---- Data in this exercise

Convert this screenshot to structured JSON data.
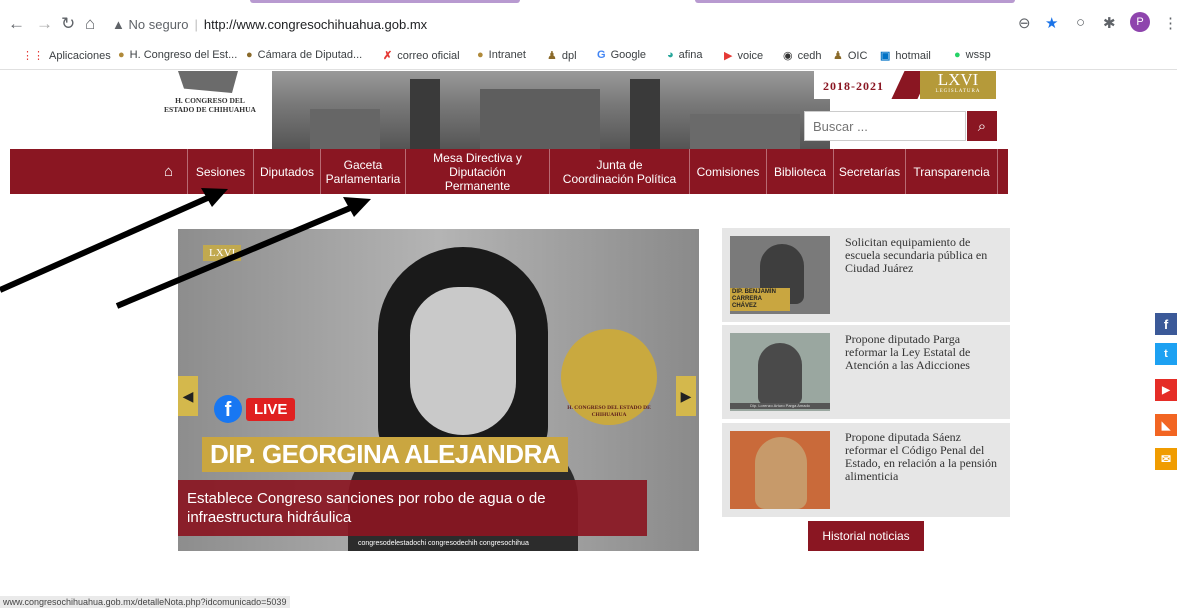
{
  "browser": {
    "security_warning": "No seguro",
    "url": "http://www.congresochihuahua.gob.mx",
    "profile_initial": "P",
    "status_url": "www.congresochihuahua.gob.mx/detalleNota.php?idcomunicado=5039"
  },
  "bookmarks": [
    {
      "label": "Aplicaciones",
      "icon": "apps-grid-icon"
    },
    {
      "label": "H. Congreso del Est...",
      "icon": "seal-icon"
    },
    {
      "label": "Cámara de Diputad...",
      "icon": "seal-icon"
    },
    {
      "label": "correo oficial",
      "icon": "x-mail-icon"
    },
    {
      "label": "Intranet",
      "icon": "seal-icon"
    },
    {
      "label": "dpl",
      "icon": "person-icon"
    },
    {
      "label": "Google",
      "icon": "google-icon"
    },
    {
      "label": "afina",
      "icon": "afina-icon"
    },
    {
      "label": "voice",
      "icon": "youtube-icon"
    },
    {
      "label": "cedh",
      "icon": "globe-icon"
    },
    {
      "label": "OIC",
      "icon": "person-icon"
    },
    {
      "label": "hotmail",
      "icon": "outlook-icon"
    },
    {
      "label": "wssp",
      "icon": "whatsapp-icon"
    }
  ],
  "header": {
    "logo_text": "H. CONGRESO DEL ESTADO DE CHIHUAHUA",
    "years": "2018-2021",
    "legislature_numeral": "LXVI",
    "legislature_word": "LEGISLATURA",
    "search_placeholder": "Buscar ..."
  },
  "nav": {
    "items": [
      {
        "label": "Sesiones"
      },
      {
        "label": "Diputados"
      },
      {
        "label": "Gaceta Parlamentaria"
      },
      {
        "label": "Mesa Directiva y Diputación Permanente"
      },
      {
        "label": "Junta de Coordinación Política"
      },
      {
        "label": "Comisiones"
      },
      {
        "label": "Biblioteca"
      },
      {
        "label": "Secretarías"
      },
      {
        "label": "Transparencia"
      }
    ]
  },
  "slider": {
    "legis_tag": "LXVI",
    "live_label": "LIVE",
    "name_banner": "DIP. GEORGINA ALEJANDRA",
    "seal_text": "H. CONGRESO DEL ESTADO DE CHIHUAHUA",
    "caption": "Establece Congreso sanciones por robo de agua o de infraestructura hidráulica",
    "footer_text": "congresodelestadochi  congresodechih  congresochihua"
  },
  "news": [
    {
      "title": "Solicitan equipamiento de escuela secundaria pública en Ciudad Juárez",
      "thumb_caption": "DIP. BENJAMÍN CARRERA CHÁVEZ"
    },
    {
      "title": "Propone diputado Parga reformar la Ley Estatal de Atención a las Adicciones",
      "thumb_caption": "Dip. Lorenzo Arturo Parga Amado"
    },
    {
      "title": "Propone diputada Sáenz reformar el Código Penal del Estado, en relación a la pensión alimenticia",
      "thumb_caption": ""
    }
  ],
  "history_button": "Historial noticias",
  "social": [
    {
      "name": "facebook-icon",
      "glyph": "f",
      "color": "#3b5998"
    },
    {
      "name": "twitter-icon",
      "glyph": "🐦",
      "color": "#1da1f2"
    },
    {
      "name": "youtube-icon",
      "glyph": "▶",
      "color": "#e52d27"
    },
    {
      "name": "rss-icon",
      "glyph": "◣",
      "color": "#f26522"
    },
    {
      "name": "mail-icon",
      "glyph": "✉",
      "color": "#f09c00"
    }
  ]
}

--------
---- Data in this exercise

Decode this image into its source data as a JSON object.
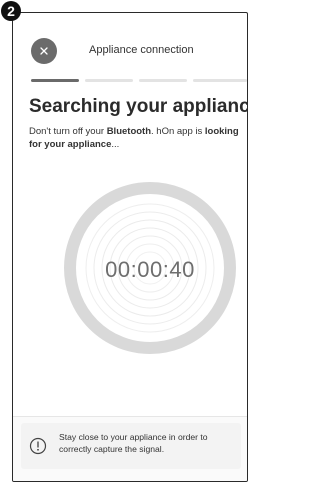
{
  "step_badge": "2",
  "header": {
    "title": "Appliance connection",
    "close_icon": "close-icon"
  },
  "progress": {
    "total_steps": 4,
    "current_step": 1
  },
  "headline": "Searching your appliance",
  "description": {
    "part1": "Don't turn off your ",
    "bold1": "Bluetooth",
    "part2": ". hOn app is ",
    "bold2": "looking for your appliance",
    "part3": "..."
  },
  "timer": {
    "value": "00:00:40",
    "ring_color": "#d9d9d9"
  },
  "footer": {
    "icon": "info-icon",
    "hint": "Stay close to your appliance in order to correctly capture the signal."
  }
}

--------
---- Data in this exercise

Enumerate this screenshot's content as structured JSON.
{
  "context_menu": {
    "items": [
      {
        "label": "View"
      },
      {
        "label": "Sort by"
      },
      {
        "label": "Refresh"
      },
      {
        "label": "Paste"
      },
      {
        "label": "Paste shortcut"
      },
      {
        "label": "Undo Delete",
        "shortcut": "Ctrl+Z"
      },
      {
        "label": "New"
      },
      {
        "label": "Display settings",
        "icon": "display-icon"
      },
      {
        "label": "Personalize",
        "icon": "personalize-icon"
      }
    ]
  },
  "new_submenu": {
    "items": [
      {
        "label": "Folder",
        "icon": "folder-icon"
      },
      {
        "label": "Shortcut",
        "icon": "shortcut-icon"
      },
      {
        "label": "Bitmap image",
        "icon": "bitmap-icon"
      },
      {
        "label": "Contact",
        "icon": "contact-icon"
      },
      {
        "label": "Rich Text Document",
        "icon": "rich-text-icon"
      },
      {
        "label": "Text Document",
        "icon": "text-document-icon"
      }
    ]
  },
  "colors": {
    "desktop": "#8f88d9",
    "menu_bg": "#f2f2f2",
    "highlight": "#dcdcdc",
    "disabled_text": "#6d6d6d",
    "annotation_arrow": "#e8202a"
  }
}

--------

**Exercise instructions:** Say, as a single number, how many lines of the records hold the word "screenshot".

**Response:** 2